When global health officials gathered this spring for the World Health Assembly, they thought a resolution that would encourage breast-feeding would be one of the easiest items on their agenda. After all, its purpose was simple enough: recognizing decades of research that says breast milk is healthiest for babies and calling on countries should limit misleading marketing claims that state otherwise. But then the U.S. delegation got involved, and didn’t just oppose the resolution but began threatening countries that wanted to introduce the measure, reveals the New York Times.
The U.S. officials wanted delegates at the U.N.-affiliated World Health Assembly to tone down the resolution in what looked like an effort to side with manufacturers of infant formula. Specifically, they wanted the document to not include language that would call on countries to “protect, promote, and support breastfeeding” while also slashing calls to restrict marketing of food products that are seen as detrimental for young children.

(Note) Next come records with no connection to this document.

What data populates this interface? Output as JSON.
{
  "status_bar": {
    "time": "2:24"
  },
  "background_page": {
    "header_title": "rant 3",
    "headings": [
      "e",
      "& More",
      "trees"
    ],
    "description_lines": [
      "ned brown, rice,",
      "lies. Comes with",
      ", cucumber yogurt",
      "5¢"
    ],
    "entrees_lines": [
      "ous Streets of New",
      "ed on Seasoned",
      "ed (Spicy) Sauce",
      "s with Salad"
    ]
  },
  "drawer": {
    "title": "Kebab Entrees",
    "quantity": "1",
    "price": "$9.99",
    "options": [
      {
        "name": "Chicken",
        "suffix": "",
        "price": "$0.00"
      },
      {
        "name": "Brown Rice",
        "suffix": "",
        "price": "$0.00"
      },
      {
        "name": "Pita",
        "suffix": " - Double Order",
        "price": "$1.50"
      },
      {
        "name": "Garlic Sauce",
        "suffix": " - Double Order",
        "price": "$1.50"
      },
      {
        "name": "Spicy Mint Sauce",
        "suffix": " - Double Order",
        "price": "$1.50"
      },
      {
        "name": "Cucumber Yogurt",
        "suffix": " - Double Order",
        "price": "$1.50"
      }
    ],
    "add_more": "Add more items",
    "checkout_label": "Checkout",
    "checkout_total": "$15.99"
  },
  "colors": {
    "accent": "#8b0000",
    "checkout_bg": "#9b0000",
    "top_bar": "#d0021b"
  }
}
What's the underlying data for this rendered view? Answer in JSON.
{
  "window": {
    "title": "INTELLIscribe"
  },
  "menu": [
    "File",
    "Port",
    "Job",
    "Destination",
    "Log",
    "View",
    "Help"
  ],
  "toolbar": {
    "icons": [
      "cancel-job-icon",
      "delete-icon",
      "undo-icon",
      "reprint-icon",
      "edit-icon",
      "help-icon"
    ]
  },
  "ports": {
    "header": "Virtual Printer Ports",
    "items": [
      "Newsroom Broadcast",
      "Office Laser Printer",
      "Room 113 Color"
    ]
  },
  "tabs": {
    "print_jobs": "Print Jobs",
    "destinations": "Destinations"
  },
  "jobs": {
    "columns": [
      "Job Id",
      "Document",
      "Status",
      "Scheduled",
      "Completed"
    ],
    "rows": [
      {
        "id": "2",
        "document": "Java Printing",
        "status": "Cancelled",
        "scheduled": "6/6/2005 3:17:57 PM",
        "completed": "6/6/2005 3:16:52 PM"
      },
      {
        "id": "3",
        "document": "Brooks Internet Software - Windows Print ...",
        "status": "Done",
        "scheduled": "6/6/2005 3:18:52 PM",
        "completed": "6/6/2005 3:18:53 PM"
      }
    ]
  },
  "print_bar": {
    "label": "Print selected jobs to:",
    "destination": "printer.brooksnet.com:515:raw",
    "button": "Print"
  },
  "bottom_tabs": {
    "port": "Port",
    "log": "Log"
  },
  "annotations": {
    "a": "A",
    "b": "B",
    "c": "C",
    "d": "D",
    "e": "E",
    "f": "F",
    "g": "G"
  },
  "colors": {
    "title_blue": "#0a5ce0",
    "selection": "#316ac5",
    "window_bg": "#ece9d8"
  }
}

Ecuador had planned to introduce the measure but after threats of economic retaliation it decided to drop the initiative. Advocates then began searching for another sponsor “but at least a dozen countries, most of them poor nations in Africa and Latin America, backed off, citing fears of retaliation,” reports the New York Times. Russia then took up the issue and decided to introduce the resolution. The American officials did not threaten Russia.
“We were astonished, appalled and also saddened,” said Patti Rundall, the policy director of the British advocacy group Baby Milk Action. “What happened was tantamount to blackmail.” The Department of Health and Human Services defended the opposition to the resolution saying that it “placed unnecessary hurdles for mothers seeking to provide nutrition to their children.”